Did You Know?

Sad young woman apart from other people

Location (urban, rural or suburban), school size, and gender do not increase or decrease the risk of bullying.

Adapted from http://stopbullying.gov/teens/index.html

Bullying is a serious problem, but it can be prevented or stopped when those involved know how to address it. Many adolescents have experienced bullying, whether they were bullied, bullied someone else, or saw someone being bullied.1 Although definitions vary, bullying usually involves an imbalance of power, an intent to hurt, and repetition of the behavior.2 Adolescents who bully use their power to control or harm, and those being bullied sometimes feel powerless to defend themselves. Many schools and communities have anti-bullying initiatives in place; new resources are being developed by the federal government and other institutions to help adolescents, parents and others understand bullying and cyberbullying.

Footnotes


1 U.S. Department of Health and Human Resources. (2011). Teens. Washington, DC: Stopbullying.gov. Retrieved August 1, 2011 from http://stopbullying.gov/teens/index.html.
2 U.S. Department of Health and Human Resources. (2011). What is Bullying? Washington, DC: Stopbullying.gov.
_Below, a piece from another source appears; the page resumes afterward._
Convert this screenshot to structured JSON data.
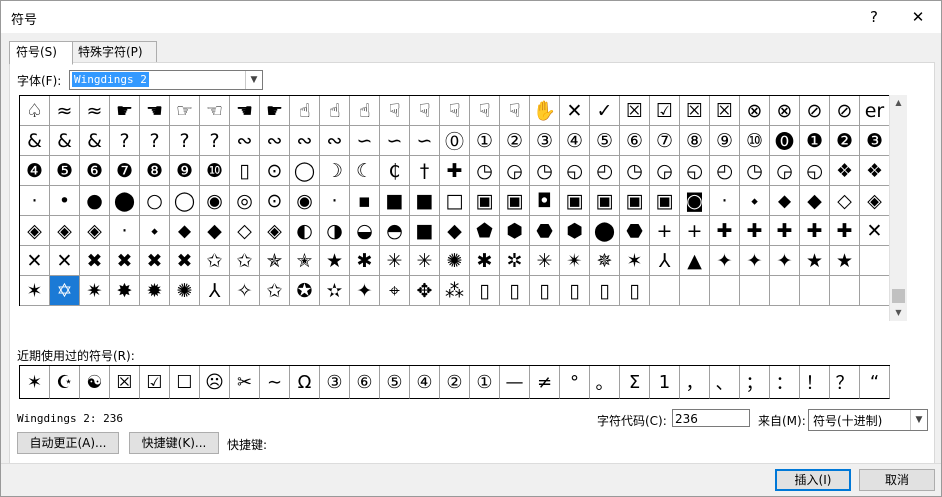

Retrieved August 1, 2011 from http://stopbullying.gov/topics/what_is_bullying/index.html
Content created by Office of Adolescent Health
Content last reviewed on September 9, 2016